BRAZORIA COUNTY, Texas– The buzz on Dane Beito’s Honeybee yard is the future.
Slabs once filled with honeycomb boxes sit half empty with half of Beito’s bees wiped out.
It is a sting the former Harley Davidson mechanic, who dumped 25 years of his savings into making honey, feels more than most. However, even he fears the fate of another insect.
“At the rate they’re going, we’re losing them,” he said. “We’re losing them very fast.”
The Rusty Patched Bumblebee, 10 times the size of Honeybees, is near extinction. Almost nine of 10 counted in the late 1990’s vanished, according a the U.S. Fish and Wildlife Services press release. It is the first endangered bee in America’s contiguous 48 states.
Without them, getting fresh peppers, blueberries, cranberries and tomatoes will be hard, Beito said.
“Bumblebees are actually better pollinators than Honeybees believe it or not,” he said. “They can get more work done. They can get it done twice as fast.”

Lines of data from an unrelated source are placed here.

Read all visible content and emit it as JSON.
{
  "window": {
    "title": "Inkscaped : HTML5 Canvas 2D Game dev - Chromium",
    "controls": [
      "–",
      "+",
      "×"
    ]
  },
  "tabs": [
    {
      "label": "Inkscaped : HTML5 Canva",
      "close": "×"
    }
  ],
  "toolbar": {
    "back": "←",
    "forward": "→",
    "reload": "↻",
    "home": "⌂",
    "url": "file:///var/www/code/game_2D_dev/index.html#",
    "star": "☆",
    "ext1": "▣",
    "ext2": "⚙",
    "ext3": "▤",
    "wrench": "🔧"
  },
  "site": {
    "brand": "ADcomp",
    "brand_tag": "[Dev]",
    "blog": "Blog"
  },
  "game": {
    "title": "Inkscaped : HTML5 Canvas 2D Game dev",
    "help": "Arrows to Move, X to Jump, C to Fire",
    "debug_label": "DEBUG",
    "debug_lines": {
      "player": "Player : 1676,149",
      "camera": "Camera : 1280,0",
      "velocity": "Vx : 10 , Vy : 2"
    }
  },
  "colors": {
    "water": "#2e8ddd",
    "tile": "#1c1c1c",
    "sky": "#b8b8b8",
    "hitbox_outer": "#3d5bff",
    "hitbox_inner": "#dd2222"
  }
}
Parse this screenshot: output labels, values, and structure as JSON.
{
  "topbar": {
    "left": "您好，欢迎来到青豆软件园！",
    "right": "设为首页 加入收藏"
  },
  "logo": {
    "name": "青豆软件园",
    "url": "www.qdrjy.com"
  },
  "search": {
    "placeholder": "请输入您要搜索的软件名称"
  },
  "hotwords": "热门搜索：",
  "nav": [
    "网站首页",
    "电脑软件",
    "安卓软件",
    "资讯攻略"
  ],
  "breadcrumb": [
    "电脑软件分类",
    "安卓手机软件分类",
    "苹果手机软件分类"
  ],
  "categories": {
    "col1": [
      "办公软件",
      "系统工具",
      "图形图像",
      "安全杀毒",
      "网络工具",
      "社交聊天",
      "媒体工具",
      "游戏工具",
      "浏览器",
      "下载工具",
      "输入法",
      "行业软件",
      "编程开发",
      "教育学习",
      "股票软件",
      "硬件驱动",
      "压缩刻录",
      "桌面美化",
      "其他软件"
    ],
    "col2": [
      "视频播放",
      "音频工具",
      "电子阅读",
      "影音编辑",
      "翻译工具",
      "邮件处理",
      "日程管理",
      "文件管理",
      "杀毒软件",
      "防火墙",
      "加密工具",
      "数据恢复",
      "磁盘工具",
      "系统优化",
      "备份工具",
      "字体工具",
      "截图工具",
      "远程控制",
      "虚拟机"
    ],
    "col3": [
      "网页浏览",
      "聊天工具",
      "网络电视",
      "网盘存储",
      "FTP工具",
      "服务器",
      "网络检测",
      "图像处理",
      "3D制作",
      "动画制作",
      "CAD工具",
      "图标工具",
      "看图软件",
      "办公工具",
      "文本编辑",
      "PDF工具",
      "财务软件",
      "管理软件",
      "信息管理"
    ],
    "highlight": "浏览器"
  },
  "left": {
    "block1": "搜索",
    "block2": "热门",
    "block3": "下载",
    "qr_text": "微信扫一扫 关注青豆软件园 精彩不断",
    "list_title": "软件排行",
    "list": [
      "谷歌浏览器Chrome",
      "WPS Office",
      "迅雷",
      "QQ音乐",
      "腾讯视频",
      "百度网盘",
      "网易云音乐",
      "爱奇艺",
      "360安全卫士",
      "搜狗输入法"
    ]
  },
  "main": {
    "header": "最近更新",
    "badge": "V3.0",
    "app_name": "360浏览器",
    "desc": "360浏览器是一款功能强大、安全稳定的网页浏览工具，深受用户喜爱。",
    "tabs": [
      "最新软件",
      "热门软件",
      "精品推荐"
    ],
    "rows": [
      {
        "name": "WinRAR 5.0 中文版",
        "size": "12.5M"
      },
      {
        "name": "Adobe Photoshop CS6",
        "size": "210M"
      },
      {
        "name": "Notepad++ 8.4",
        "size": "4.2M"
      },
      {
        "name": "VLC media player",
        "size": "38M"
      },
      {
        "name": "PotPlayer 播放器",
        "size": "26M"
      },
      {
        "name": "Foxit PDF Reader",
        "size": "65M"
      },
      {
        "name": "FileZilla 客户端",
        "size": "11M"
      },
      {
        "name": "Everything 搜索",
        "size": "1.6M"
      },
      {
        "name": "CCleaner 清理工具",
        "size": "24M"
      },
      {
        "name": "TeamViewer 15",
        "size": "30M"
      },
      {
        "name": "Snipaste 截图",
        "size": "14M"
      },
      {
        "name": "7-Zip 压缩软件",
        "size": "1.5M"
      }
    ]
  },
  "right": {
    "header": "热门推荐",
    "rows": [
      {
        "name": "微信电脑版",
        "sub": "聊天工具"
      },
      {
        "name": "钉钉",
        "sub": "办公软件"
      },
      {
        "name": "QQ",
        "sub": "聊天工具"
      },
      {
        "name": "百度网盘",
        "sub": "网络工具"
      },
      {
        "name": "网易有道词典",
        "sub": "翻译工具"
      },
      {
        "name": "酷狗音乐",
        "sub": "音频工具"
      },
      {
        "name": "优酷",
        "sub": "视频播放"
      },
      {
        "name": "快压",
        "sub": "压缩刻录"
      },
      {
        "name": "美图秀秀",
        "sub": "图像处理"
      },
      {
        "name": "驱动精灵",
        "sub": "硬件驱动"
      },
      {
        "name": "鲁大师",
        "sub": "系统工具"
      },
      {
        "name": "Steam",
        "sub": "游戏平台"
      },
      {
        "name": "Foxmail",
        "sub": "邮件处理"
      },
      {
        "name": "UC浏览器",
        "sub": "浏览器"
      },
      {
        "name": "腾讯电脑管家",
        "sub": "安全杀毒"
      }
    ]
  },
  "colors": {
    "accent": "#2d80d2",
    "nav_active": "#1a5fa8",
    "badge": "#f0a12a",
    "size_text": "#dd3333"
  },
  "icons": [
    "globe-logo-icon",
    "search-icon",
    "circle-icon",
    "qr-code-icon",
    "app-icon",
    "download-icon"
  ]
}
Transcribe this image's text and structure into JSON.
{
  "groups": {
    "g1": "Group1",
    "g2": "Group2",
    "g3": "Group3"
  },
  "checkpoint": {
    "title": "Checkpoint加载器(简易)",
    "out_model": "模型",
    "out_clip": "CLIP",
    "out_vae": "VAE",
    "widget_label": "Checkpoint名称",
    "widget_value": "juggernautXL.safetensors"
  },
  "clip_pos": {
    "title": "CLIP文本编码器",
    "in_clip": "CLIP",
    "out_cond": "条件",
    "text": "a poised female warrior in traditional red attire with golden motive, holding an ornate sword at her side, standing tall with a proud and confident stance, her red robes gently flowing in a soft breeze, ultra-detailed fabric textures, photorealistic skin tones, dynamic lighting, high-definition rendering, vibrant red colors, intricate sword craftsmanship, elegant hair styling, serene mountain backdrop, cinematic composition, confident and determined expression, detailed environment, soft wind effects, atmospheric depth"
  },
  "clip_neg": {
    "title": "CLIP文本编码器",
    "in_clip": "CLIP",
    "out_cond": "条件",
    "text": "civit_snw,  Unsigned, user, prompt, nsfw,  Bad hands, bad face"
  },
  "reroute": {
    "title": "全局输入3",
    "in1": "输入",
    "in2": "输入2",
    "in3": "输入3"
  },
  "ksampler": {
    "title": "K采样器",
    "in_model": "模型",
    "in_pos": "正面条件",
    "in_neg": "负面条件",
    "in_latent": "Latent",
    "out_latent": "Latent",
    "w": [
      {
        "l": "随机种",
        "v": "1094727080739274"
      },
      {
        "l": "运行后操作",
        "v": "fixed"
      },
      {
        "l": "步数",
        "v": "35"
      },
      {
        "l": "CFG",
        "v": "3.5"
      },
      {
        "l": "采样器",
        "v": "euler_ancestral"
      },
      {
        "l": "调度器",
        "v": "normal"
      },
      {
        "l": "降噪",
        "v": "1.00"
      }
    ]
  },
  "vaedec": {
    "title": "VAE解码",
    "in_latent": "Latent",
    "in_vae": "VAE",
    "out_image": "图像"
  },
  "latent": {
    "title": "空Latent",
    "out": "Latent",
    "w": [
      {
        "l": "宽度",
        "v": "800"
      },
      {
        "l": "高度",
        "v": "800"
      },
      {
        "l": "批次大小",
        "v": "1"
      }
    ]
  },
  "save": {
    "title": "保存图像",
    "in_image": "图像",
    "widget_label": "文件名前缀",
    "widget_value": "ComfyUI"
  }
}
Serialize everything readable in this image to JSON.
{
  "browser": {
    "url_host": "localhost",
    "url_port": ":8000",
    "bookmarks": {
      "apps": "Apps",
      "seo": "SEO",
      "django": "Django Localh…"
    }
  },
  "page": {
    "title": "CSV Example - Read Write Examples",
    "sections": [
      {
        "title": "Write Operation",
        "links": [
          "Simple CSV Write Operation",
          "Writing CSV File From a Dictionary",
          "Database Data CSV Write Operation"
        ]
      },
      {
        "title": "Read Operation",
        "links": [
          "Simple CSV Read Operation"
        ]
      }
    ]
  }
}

There is no replacement, just a solution, wildlife experts said. They urge people to plant more native flowers and stop or slow spraying pesticides, before it's too late.